Speaking in front of an 800-strong audience comprising heads of state, international shipping ministers, EU officials, chairpersons of international organisations, Greek cabinet members and decision makers from the world’s biggest maritime companies, the Greek Prime Minister opened his speech praising the Greek shipping industry for its 7% contribution to the country’s GDP and the 200,000 jobs it has created for Greek citizens.

The overall atmosphere was one of tentative jubilation as the joy of reunion was clouded by the Russian invasion of Ukraine. Greek Prime Minister Kyriakos Mitsotakis acknowledged the outsize role that Greek energy trades play in the current paradigm shift, saying: “The war in Ukraine forces Europe to look toward energy markets in the Middle East, in Africa and America. These new markets can be conquered by shipowners.

“We ask the Greek shipping industry to understand that there must be stability in the world. This war must end.”

MItsotakis slammed the influence of “authoritarian and autocratic leaders… who use any excuse to violate the borders and the sovereignty of their neighbours”.
Recurrent in the opening ceremony speeches was an emphasis of the key role shipping plays in low-carbon transport. Speakers made clear their concerns over EU regulations, with the need to decarbonise ultimately requiring a level playing field.

Mitsotakis stressed the importance of shipping being treated with an equal footing. “In the 19th century the Greek shipowners turned from sail to steam, and now we must do the reverse – returning to a shipping that is neutral from an energy point of view. We have to intensify research, to develop new technologies and fuels, [but] second, it is imperative that we revise EU rules to allow competition across transport modes to happen on an equal basis, so that he who pollutes will be paying.
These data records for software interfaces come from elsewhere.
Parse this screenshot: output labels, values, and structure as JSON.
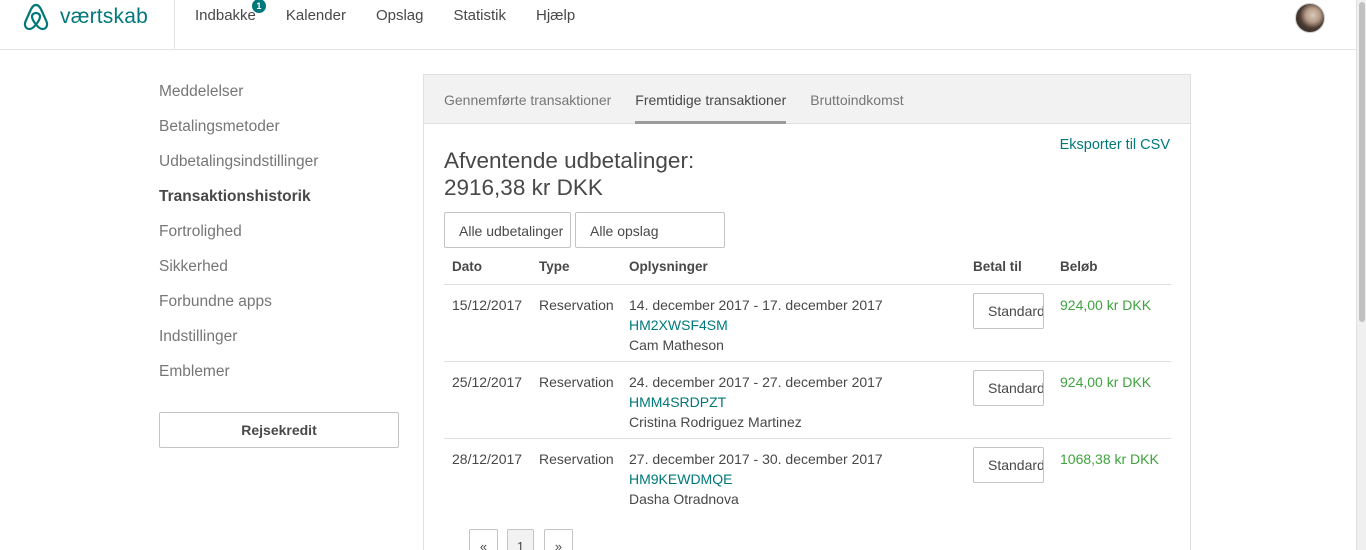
{
  "topbar": {
    "brand": "værtskab",
    "nav": [
      "Indbakke",
      "Kalender",
      "Opslag",
      "Statistik",
      "Hjælp"
    ],
    "inbox_badge": "1"
  },
  "sidebar": {
    "items": [
      "Meddelelser",
      "Betalingsmetoder",
      "Udbetalingsindstillinger",
      "Transaktionshistorik",
      "Fortrolighed",
      "Sikkerhed",
      "Forbundne apps",
      "Indstillinger",
      "Emblemer"
    ],
    "active_item": "Transaktionshistorik",
    "credit_button": "Rejsekredit"
  },
  "main": {
    "tabs": [
      "Gennemførte transaktioner",
      "Fremtidige transaktioner",
      "Bruttoindkomst"
    ],
    "active_tab": "Fremtidige transaktioner",
    "export_link": "Eksporter til CSV",
    "heading_line1": "Afventende udbetalinger:",
    "heading_line2": "2916,38 kr DKK",
    "filter_payouts": "Alle udbetalinger",
    "filter_listings": "Alle opslag",
    "columns": [
      "Dato",
      "Type",
      "Oplysninger",
      "Betal til",
      "Beløb"
    ],
    "rows": [
      {
        "date": "15/12/2017",
        "type": "Reservation",
        "period": "14. december 2017 - 17. december 2017",
        "code": "HM2XWSF4SM",
        "guest": "Cam Matheson",
        "pay_to": "Standard",
        "amount": "924,00 kr DKK"
      },
      {
        "date": "25/12/2017",
        "type": "Reservation",
        "period": "24. december 2017 - 27. december 2017",
        "code": "HMM4SRDPZT",
        "guest": "Cristina Rodriguez Martinez",
        "pay_to": "Standard",
        "amount": "924,00 kr DKK"
      },
      {
        "date": "28/12/2017",
        "type": "Reservation",
        "period": "27. december 2017 - 30. december 2017",
        "code": "HM9KEWDMQE",
        "guest": "Dasha Otradnova",
        "pay_to": "Standard",
        "amount": "1068,38 kr DKK"
      }
    ],
    "pagination": {
      "prev": "«",
      "current": "1",
      "next": "»"
    }
  },
  "colors": {
    "accent": "#00787a",
    "amount": "#3fa33f"
  }
}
This is a historical challenge that calls for a united front,” said the Prime Minister.

“Over the past four years, shipping proved once again that it is all-weather,” said Melina Travlos, who in February became the first female President of the Union of Greek Shipowners. “The figures speak for themselves; over 90% of world trade; 70% of EU foreign trade. Custodian of the prosperity and wellbeing of people, of states, and of society. In times of peace, times of war, and times of global crisis, shipping has managed to navigate this volatile environment.

“It is a top priority that Europe not create deadlocks. Shipping is multi-dimensional; understanding it requires study, specialisation and years of expertise. We must awaken those in charge and enlighten them with what is really sustainable.

“Greek shipping is a national asset, and it is particularly important that the state recognises the superiority of our shipping nationally and internationally. We should guard our status as a maritime nation.”

EU Commissioner for Transport, Adina Ioana Vălean called attention to seafarers and their heroism, who kept needed materials moving even as the rest of the world ground to a halt. “Covid-19 changed consumption patterns overnight, complicating crew changes, increasing congestion. Asymmetric recovery around the world has not helped. But delivering food, medicines, and everyday goods, seafarers were the unsung heroes of these times.”

But smiling in the face of grim headwinds and upcoming challenges, Prime Minister Mitsotakis delivered his parting words: “As Pericles said: great is the power of the country that controls the sea. Fair winds and following seas to you all!”.

This article first appeared in the Tuesday June 7 2022 edition of Posidonia Today, the show daily publication for Posidonia.